A colorless discharge in a dog's nose (runny nose), is a common problem. Most of the time, a dog licks it away with his tongue. if without symptoms, is not a cause of immediate worry. A pet owner should wait and see if the runny nose stops on its own or he should look for signs of illness of any kind. However, in case, there are signs of discomfort or if the discharge is bloody, grayish purulent or viscous a visit to the vet is necessary.
Turbinates are scrolled spongy bones of the nasal passages in dogs. As the air passes through turbinates in the nose, it is warmed and filtered on its way to the lungs.
Upper respiratory organs such as nasal cavities, sinuses and the post nasal area are the source of nasal discharge. However, secretions can be forced into postnasal area if the dog has swallowing disorder or a digestive tract disease.

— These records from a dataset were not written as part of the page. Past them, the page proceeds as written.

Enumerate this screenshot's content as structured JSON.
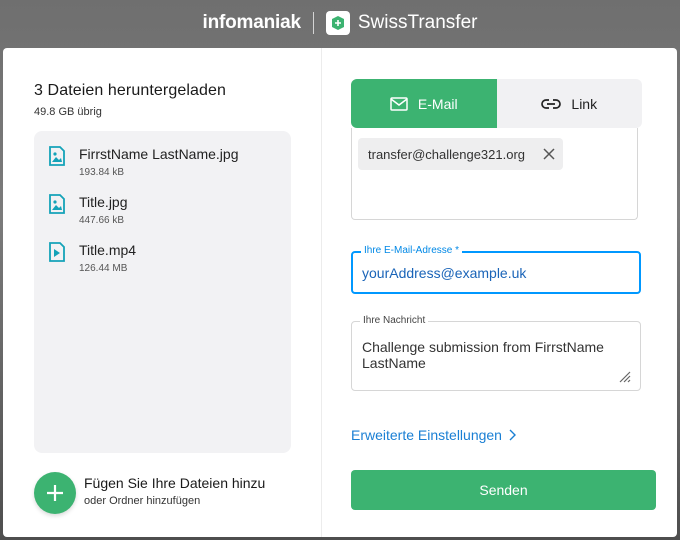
{
  "header": {
    "brand": "infomaniak",
    "product": "SwissTransfer"
  },
  "upload": {
    "title": "3 Dateien heruntergeladen",
    "remaining": "49.8 GB übrig",
    "files": [
      {
        "name": "FirrstName LastName.jpg",
        "size": "193.84 kB",
        "icon": "image-file-icon"
      },
      {
        "name": "Title.jpg",
        "size": "447.66 kB",
        "icon": "image-file-icon"
      },
      {
        "name": "Title.mp4",
        "size": "126.44 MB",
        "icon": "video-file-icon"
      }
    ],
    "add_label": "Fügen Sie Ihre Dateien hinzu",
    "add_sub": "oder Ordner hinzufügen"
  },
  "tabs": {
    "email": "E-Mail",
    "link": "Link"
  },
  "form": {
    "recipient": "transfer@challenge321.org",
    "email_label": "Ihre E-Mail-Adresse *",
    "email_value": "yourAddress@example.uk",
    "message_label": "Ihre Nachricht",
    "message_value": "Challenge submission from FirrstName LastName",
    "advanced": "Erweiterte Einstellungen",
    "send": "Senden"
  },
  "colors": {
    "accent": "#3cb371",
    "focus": "#0098ff",
    "link": "#1a7fd4"
  }
}
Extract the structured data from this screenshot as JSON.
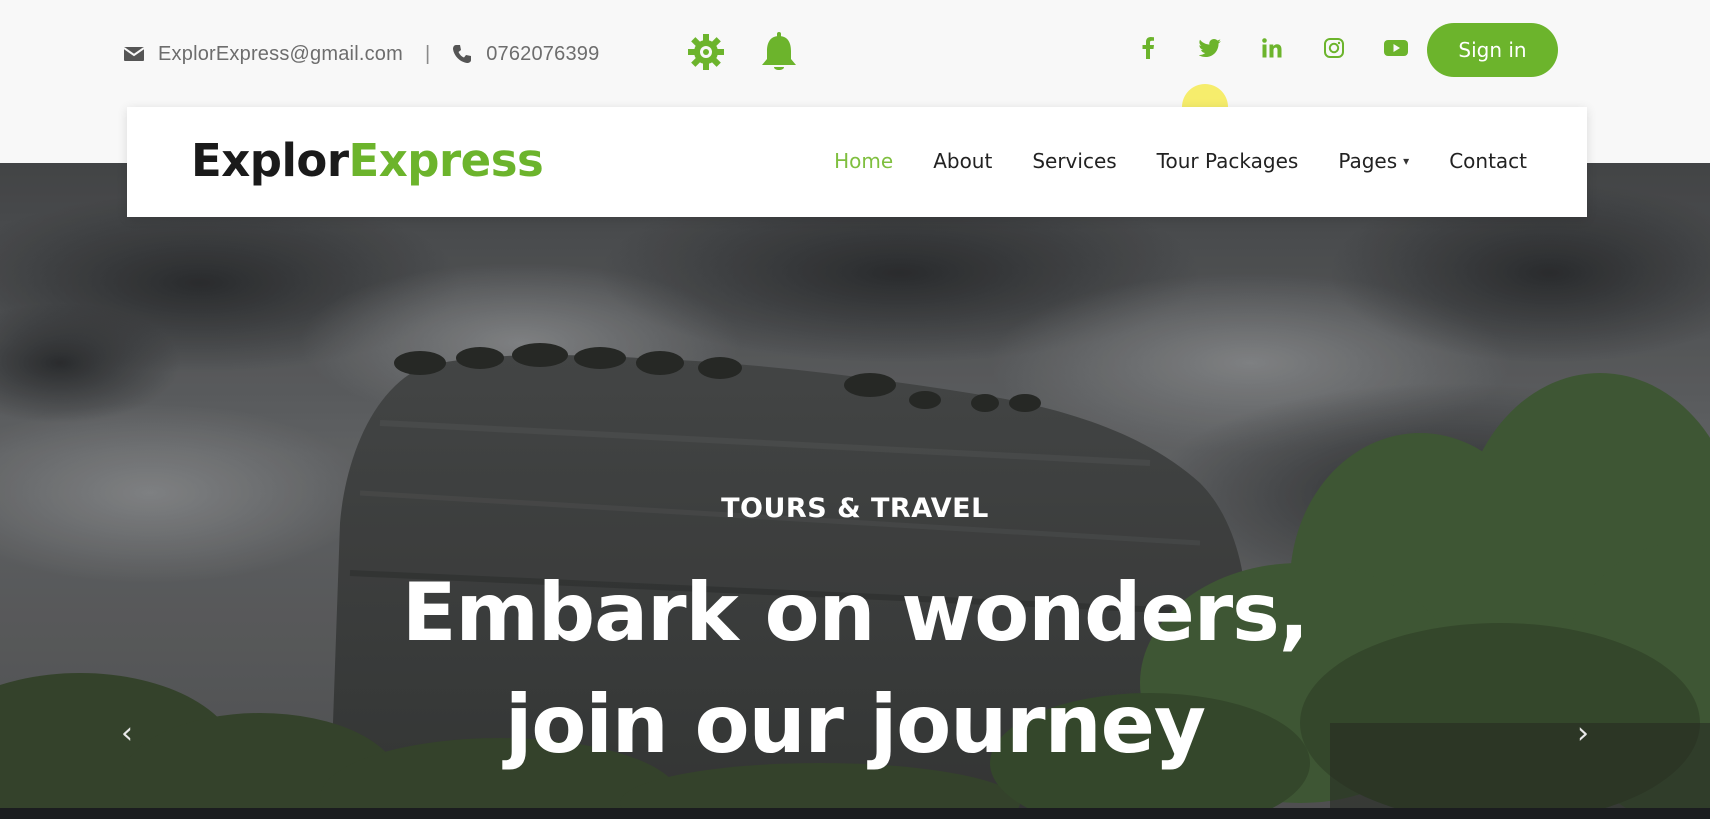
{
  "topbar": {
    "email": "ExplorExpress@gmail.com",
    "separator": "|",
    "phone": "0762076399",
    "icons": {
      "email": "envelope-icon",
      "phone": "phone-icon",
      "settings": "gear-icon",
      "notifications": "bell-icon"
    },
    "socials": [
      "facebook-icon",
      "twitter-icon",
      "linkedin-icon",
      "instagram-icon",
      "youtube-icon"
    ],
    "signin_label": "Sign in"
  },
  "navbar": {
    "brand_part1": "Explor",
    "brand_part2": "Express",
    "items": [
      {
        "label": "Home",
        "active": true
      },
      {
        "label": "About"
      },
      {
        "label": "Services"
      },
      {
        "label": "Tour Packages"
      },
      {
        "label": "Pages",
        "has_dropdown": true
      },
      {
        "label": "Contact"
      }
    ]
  },
  "hero": {
    "eyebrow": "TOURS & TRAVEL",
    "headline_line1": "Embark on wonders,",
    "headline_line2": "join our journey",
    "prev_glyph": "‹",
    "next_glyph": "›"
  },
  "colors": {
    "accent": "#6cb42c",
    "active_nav": "#7fbf3f",
    "text_dark": "#1a1a1a",
    "topbar_text": "#6d6d6d"
  }
}
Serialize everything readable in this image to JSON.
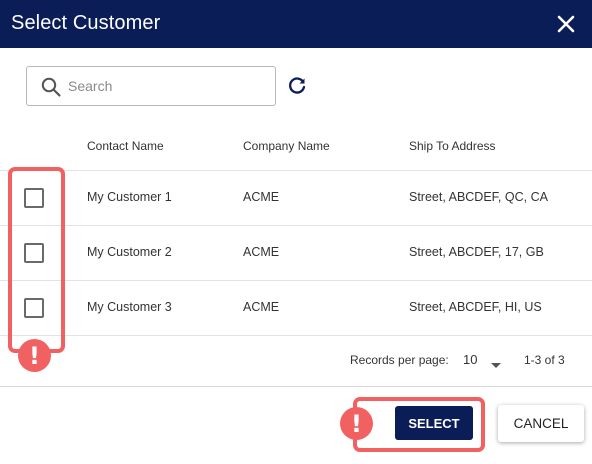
{
  "dialog": {
    "title": "Select Customer",
    "close_icon": "close-icon"
  },
  "search": {
    "placeholder": "Search",
    "value": "",
    "icon": "search-icon"
  },
  "refresh_icon": "refresh-icon",
  "table": {
    "columns": [
      "Contact Name",
      "Company Name",
      "Ship To Address"
    ],
    "rows": [
      {
        "checked": false,
        "contact": "My Customer 1",
        "company": "ACME",
        "address": "Street, ABCDEF, QC, CA"
      },
      {
        "checked": false,
        "contact": "My Customer 2",
        "company": "ACME",
        "address": "Street, ABCDEF, 17, GB"
      },
      {
        "checked": false,
        "contact": "My Customer 3",
        "company": "ACME",
        "address": "Street, ABCDEF, HI, US"
      }
    ]
  },
  "pagination": {
    "records_per_page_label": "Records per page:",
    "records_per_page_value": "10",
    "range": "1-3 of 3"
  },
  "actions": {
    "select_label": "SELECT",
    "cancel_label": "CANCEL"
  },
  "annotations": {
    "alert_symbol": "!",
    "color": "#f26161"
  },
  "colors": {
    "header_bg": "#0b1d56",
    "primary_button": "#0b1d56"
  }
}
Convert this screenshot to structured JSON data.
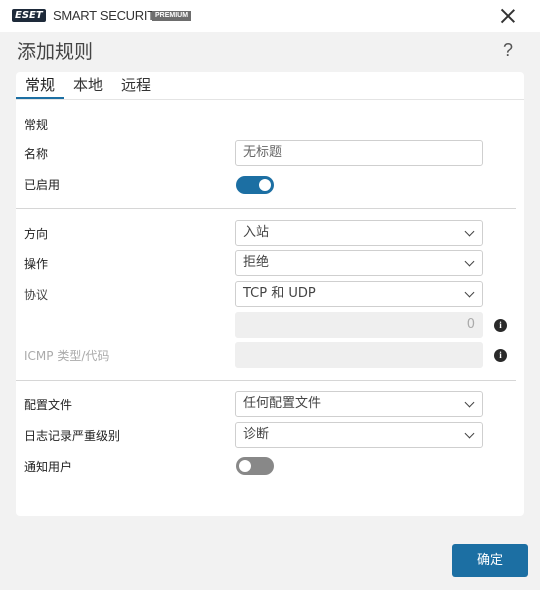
{
  "window": {
    "logo_text": "ESET",
    "brand": "SMART SECURITY",
    "edition": "PREMIUM"
  },
  "dialog": {
    "title": "添加规则",
    "help": "?"
  },
  "tabs": [
    {
      "label": "常规",
      "active": true
    },
    {
      "label": "本地",
      "active": false
    },
    {
      "label": "远程",
      "active": false
    }
  ],
  "general": {
    "section_title": "常规",
    "name_label": "名称",
    "name_value": "无标题",
    "enabled_label": "已启用",
    "enabled": true
  },
  "rule": {
    "direction_label": "方向",
    "direction_value": "入站",
    "action_label": "操作",
    "action_value": "拒绝",
    "protocol_label": "协议",
    "protocol_value": "TCP 和 UDP",
    "port_value": "0",
    "icmp_label": "ICMP 类型/代码",
    "icmp_value": ""
  },
  "profile": {
    "profile_label": "配置文件",
    "profile_value": "任何配置文件",
    "log_label": "日志记录严重级别",
    "log_value": "诊断",
    "notify_label": "通知用户",
    "notify": false
  },
  "footer": {
    "ok_label": "确定"
  },
  "colors": {
    "accent": "#1c6fa3",
    "toggle_off": "#888888",
    "background": "#f2f2f2"
  }
}
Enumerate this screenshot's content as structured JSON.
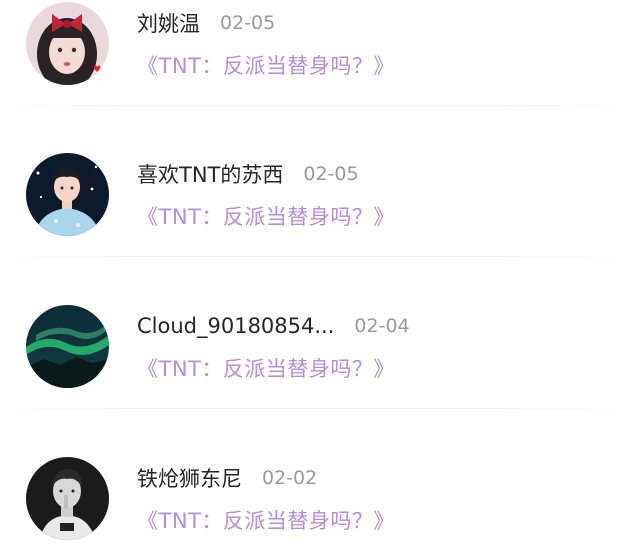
{
  "comments": [
    {
      "user": "刘姚温",
      "date": "02-05",
      "link": "《TNT：反派当替身吗？》",
      "avatar": "girl-with-red-bow-avatar"
    },
    {
      "user": "喜欢TNT的苏西",
      "date": "02-05",
      "link": "《TNT：反派当替身吗？》",
      "avatar": "boy-blue-shirt-avatar"
    },
    {
      "user": "Cloud_90180854...",
      "date": "02-04",
      "link": "《TNT：反派当替身吗？》",
      "avatar": "aurora-landscape-avatar"
    },
    {
      "user": "铁炝狮东尼",
      "date": "02-02",
      "link": "《TNT：反派当替身吗？》",
      "avatar": "black-white-portrait-avatar"
    }
  ],
  "colors": {
    "link": "#b48fd6",
    "name": "#262626",
    "date": "#9a9a9a"
  }
}
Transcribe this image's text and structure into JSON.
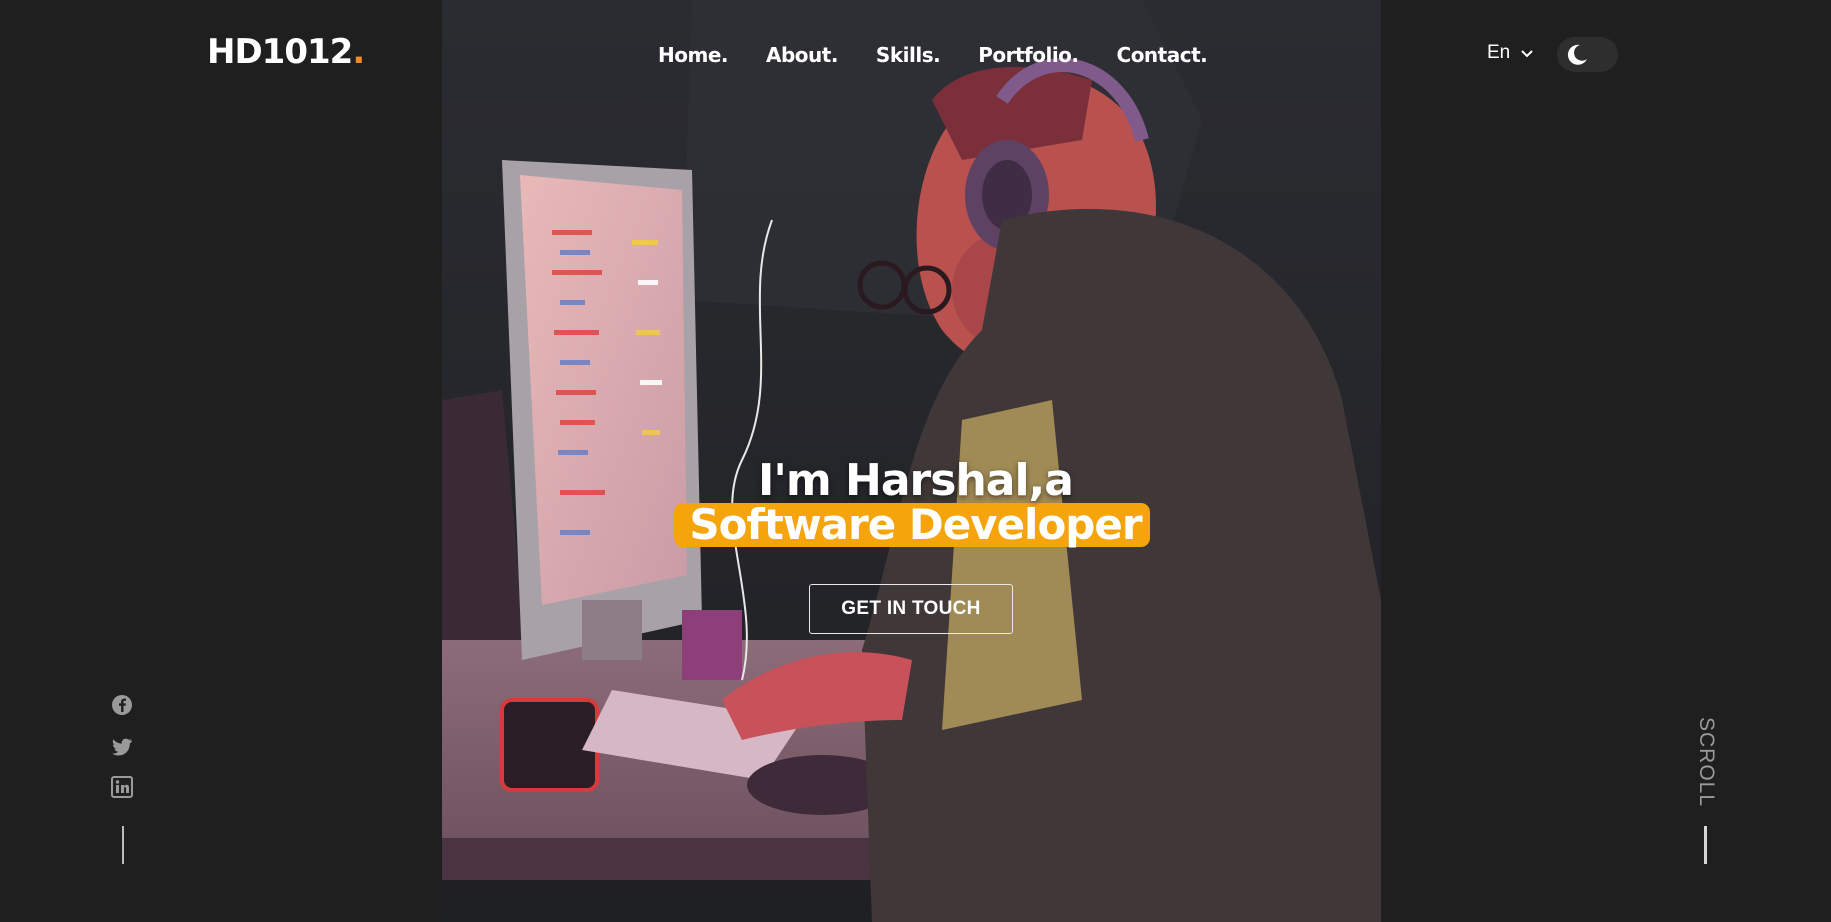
{
  "brand": {
    "logo_text": "HD1012",
    "logo_dot": ".",
    "accent_color": "#f08a24"
  },
  "nav": {
    "items": [
      {
        "label": "Home."
      },
      {
        "label": "About."
      },
      {
        "label": "Skills."
      },
      {
        "label": "Portfolio."
      },
      {
        "label": "Contact."
      }
    ]
  },
  "language": {
    "selected": "En",
    "icon": "chevron-down-icon"
  },
  "theme_toggle": {
    "icon": "moon-icon",
    "state": "dark"
  },
  "hero": {
    "greeting": "I'm Harshal,a",
    "role": "Software Developer",
    "role_highlight_color": "#f5a40c",
    "cta_label": "GET IN TOUCH",
    "illustration": "developer-at-computer-illustration"
  },
  "social": {
    "icons": [
      "facebook-icon",
      "twitter-icon",
      "linkedin-icon"
    ]
  },
  "scroll": {
    "label": "SCROLL"
  }
}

Nasal discharge occurs when infectious, chemical or inflammatory agents irritate nasal passage or when a foreign object becomes lodged in the nose.
Common symptoms associated with nasal discharge are:
Reduction in nasal air flow
Secretions or dried discharge on the hair of the muzzle or forelimbs
Swelling of face or hard palate (due to tumor or abscess of fourth premolar)
Polyp (may be visible on ear exam, or by pushing the soft palate down on oral exam)